I believe you can effectively process advice by recognizing and unraveling the context surrounding your advice-giver.  Exploring this can  have a profound impact on how your brain processes external advice.

Back to our house-buying example: when you hear someone tell you it is a bad idea to buy a house, instead of taking that advice at face value and inducing disappointment, try exploring who they are and why they think it is a bad idea. What personal experiences shaped their perspective on home ownership? Were they pleasant or unpleasant? What did we learn from them? Are they generally optimistic or pessimistic? Do they believe that home ownership is generally a bad idea, or that it is just a bad idea for YOU? If the latter, then explore that even further: why do they think it is bad for you, and so on.

This investigative breakdown helps you deconstruct an otherwise sweeping yet uninformative sentence such as “Don’t do it, it is a bad idea”. Once you get answers to these questions, you can start to recognize the true drivers behind that piece of advice. That person perhaps had a bad experience with buying a home at the wrong time or at the wrong price, and lost money. Or the person is generally risk-averse and perhaps doesn’t fully appreciate what a bada$$, entrepreneurial, risk-hungry, intelligent soul you are.

Conversely, you should apply the same reasoning to a favourable piece of advice. “Great idea, definitely buy a house!”, while sounding like advice you want to hear, it may not actually be the advice you need to hear. The advice-giver may have had a fortuitous upswing in finances and so may not have experienced all the troubles of the complex endeavour that is home ownership. Or they have a habit of simplistically encouraging any advice-seeker without challenging their assumptions and providing necessary guidance.

You can only get to unraveling all of this if you don’t take advice at face value. Always wonder:

i) what experiences shaped their perspective on the topic of advice they are providing

ii) why they are saying this to you in particular

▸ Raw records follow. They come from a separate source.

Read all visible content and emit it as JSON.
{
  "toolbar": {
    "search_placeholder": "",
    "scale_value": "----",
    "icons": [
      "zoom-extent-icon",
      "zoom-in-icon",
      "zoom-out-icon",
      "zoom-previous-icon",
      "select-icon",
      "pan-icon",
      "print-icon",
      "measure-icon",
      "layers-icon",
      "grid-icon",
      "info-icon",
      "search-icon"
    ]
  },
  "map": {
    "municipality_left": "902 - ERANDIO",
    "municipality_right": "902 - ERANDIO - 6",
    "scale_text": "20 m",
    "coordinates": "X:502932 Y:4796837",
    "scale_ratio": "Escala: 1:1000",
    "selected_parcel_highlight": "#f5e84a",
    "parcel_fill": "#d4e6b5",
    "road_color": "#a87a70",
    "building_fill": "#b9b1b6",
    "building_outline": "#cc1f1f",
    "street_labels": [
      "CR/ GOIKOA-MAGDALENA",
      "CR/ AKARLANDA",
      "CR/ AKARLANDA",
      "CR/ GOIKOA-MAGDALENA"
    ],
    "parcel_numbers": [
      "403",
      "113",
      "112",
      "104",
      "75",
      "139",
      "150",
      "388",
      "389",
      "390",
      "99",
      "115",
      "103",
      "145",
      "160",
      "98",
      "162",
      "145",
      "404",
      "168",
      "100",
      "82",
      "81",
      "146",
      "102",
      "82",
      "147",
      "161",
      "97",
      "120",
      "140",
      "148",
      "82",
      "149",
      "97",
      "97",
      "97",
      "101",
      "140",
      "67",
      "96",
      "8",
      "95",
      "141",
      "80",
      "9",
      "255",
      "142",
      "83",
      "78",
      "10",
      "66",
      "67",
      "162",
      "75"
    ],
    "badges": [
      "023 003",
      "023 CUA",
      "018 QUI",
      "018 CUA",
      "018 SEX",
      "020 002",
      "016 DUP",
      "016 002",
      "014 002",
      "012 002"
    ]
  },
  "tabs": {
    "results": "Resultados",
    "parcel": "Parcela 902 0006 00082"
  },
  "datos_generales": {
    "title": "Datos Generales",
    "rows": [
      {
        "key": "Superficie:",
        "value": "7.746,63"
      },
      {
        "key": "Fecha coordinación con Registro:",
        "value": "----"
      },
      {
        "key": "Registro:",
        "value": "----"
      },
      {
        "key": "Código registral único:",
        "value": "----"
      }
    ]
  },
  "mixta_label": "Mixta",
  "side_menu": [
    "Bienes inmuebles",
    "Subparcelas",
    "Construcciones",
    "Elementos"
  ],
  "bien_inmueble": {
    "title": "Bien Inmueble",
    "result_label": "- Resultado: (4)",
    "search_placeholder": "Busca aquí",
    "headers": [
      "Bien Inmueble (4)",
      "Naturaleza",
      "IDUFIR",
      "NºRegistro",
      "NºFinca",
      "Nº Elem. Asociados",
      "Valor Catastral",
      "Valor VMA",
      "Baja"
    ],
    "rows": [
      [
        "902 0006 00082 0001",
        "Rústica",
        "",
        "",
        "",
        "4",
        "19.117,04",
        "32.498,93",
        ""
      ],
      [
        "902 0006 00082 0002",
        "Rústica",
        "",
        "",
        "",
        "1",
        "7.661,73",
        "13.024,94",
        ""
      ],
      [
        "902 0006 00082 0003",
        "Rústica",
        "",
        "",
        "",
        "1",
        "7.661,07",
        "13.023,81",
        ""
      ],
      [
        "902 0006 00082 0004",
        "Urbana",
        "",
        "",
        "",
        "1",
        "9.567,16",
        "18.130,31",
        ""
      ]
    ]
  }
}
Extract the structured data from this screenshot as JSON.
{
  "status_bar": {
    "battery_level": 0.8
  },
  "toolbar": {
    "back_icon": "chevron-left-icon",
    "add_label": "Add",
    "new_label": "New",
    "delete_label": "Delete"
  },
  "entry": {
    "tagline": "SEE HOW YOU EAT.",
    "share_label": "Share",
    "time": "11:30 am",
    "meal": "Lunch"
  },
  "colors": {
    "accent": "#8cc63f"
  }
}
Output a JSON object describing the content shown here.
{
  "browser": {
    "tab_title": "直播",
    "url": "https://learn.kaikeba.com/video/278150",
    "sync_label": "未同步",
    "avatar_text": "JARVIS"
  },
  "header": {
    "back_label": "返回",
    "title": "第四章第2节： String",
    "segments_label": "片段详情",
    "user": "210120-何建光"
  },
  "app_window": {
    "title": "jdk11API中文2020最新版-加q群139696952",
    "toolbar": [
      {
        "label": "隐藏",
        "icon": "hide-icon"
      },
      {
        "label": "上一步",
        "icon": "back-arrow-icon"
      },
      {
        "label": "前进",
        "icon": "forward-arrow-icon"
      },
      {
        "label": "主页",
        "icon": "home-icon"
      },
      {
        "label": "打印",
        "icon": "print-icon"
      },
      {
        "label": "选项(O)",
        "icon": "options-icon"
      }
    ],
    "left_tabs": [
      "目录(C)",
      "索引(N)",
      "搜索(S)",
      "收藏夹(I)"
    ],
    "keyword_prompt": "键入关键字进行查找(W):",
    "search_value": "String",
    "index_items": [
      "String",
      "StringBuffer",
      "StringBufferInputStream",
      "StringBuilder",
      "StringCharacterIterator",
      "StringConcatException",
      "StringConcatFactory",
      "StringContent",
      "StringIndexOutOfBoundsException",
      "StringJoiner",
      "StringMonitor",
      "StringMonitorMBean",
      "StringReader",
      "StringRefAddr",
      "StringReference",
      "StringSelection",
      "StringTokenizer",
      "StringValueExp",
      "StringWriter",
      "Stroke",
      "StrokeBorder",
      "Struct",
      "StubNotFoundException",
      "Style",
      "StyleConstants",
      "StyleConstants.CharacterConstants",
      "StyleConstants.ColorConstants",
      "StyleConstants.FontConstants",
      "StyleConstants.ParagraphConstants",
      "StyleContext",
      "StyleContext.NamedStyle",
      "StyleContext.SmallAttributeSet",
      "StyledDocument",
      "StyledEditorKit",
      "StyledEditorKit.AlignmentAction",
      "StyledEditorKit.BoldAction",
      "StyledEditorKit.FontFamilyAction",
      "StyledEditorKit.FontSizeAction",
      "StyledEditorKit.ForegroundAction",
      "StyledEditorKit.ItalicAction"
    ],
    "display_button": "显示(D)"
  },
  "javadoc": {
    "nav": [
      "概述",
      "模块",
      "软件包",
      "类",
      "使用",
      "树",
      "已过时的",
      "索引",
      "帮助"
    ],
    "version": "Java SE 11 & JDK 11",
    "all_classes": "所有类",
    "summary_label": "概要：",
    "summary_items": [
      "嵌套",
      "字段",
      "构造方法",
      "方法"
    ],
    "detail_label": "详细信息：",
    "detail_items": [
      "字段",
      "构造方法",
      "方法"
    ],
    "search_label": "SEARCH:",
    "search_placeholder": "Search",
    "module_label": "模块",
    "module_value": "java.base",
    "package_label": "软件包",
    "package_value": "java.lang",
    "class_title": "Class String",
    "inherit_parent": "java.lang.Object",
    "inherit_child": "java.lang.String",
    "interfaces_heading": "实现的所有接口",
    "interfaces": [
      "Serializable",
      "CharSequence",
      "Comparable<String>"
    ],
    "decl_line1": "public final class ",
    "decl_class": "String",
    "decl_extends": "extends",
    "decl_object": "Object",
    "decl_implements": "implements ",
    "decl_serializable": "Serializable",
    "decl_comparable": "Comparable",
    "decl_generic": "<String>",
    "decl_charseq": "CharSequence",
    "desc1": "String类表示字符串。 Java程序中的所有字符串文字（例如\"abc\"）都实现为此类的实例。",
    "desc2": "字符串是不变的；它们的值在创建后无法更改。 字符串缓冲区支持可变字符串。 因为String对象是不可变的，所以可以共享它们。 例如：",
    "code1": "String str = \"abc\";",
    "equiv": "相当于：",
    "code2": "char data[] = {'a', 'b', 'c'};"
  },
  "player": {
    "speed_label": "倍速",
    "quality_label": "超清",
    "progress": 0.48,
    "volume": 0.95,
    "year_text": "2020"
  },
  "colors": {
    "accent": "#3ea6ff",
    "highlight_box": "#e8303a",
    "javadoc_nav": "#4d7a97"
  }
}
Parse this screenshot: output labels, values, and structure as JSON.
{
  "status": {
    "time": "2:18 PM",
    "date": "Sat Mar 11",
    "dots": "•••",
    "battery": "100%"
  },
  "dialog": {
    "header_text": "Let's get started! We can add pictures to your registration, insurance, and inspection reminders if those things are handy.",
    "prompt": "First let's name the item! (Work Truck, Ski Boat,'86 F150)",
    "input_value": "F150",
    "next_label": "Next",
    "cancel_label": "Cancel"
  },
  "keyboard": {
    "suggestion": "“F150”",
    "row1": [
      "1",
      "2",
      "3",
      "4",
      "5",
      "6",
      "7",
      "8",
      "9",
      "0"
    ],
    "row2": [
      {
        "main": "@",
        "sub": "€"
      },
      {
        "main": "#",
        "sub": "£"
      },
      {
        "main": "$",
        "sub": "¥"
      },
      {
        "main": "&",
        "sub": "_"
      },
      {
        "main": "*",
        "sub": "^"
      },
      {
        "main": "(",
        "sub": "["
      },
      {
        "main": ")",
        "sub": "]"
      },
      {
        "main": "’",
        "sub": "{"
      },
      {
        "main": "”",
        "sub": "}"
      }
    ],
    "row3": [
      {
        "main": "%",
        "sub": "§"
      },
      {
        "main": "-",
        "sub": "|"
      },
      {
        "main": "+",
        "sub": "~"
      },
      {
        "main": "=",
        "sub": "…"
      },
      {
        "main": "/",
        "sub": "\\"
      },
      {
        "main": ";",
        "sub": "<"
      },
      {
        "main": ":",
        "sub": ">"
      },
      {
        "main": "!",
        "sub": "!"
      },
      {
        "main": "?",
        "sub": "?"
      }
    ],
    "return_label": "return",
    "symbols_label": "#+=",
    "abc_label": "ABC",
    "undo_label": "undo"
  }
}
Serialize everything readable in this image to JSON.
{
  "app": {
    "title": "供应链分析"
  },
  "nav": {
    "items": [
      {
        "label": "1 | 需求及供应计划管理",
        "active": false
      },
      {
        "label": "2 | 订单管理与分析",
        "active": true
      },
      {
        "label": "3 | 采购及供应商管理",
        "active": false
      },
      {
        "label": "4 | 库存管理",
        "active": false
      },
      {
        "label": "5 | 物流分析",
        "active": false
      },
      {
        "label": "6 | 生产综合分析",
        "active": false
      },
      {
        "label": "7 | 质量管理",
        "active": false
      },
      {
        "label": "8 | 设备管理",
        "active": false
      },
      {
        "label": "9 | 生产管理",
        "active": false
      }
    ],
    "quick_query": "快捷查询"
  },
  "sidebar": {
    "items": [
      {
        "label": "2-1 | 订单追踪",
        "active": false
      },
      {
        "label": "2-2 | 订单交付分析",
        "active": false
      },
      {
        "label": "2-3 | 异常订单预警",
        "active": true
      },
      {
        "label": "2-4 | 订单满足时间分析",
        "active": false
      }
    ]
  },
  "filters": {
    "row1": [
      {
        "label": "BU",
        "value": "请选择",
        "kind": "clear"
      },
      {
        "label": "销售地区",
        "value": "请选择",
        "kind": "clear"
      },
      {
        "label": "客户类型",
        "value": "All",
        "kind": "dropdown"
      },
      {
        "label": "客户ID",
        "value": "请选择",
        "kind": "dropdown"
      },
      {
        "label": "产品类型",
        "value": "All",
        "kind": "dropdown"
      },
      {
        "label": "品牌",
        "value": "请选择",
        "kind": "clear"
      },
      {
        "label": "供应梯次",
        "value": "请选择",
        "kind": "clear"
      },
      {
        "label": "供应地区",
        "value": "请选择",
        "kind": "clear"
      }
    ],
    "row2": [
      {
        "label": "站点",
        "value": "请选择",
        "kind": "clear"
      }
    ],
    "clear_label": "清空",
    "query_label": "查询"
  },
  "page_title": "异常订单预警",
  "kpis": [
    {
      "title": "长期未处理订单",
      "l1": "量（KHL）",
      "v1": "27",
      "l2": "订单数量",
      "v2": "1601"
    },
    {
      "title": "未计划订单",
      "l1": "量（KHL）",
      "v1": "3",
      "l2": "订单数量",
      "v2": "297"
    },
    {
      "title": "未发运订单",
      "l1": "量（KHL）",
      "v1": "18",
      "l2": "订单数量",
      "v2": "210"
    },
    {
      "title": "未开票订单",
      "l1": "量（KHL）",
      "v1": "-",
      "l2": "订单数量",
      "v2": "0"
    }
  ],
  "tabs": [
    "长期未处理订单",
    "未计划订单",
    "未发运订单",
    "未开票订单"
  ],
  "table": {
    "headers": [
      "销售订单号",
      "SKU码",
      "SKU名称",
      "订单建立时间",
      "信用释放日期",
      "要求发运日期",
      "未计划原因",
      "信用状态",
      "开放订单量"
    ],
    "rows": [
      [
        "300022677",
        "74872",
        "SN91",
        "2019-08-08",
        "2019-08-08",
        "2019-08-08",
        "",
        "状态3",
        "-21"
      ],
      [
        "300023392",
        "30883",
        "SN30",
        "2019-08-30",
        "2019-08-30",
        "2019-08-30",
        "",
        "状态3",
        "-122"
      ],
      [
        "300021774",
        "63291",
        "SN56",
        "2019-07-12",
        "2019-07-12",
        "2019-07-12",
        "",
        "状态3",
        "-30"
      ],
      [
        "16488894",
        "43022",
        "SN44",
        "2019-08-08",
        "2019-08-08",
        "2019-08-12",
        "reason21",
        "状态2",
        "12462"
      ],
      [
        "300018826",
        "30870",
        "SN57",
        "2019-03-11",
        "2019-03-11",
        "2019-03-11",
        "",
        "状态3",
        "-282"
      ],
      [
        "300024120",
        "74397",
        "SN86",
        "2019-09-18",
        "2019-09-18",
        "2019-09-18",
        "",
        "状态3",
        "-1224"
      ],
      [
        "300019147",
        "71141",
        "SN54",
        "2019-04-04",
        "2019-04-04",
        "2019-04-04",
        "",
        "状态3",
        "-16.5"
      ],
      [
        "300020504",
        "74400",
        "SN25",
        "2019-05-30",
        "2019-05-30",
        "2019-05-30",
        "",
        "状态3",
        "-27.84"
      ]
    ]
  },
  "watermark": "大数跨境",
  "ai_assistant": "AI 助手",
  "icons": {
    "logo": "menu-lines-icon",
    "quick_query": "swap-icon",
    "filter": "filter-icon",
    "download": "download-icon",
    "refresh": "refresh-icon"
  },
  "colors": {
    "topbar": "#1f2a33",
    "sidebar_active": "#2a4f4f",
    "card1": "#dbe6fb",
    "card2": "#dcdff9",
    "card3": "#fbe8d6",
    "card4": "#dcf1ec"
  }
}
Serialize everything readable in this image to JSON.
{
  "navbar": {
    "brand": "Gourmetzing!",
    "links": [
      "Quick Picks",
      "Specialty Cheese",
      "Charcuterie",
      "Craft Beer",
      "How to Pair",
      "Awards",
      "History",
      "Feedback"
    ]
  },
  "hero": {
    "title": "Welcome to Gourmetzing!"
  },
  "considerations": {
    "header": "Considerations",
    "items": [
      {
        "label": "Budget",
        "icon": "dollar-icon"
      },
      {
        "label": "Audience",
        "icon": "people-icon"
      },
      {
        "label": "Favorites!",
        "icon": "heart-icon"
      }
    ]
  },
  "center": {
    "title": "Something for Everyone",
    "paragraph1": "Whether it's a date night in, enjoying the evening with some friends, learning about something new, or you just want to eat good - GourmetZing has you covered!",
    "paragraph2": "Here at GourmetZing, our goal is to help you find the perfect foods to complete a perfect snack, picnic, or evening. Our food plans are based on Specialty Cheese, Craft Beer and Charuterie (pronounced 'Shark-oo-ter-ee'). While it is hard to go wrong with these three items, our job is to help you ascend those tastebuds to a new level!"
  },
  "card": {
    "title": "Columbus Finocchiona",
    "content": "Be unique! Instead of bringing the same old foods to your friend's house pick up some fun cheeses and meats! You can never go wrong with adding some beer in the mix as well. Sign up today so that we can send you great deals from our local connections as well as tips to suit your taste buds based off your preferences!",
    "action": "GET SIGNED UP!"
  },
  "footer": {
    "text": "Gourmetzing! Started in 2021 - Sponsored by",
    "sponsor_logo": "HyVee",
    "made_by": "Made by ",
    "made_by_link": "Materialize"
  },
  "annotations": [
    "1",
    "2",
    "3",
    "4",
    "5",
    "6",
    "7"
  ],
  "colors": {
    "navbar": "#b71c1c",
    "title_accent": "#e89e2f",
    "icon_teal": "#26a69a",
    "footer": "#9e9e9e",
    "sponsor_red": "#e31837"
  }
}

This will help you determine the extent to which your approach to the prospective decision at hand, and to more broadly, life in general, aligns with their approach, were they to face the same decision. Once you understand this, the path to a decision will become easier to navigate.

And why am I give you this advice? What are my experiences? Do they align with yours? What weight should you give my advice? I encourage you apply what I said above to figure it out 🙂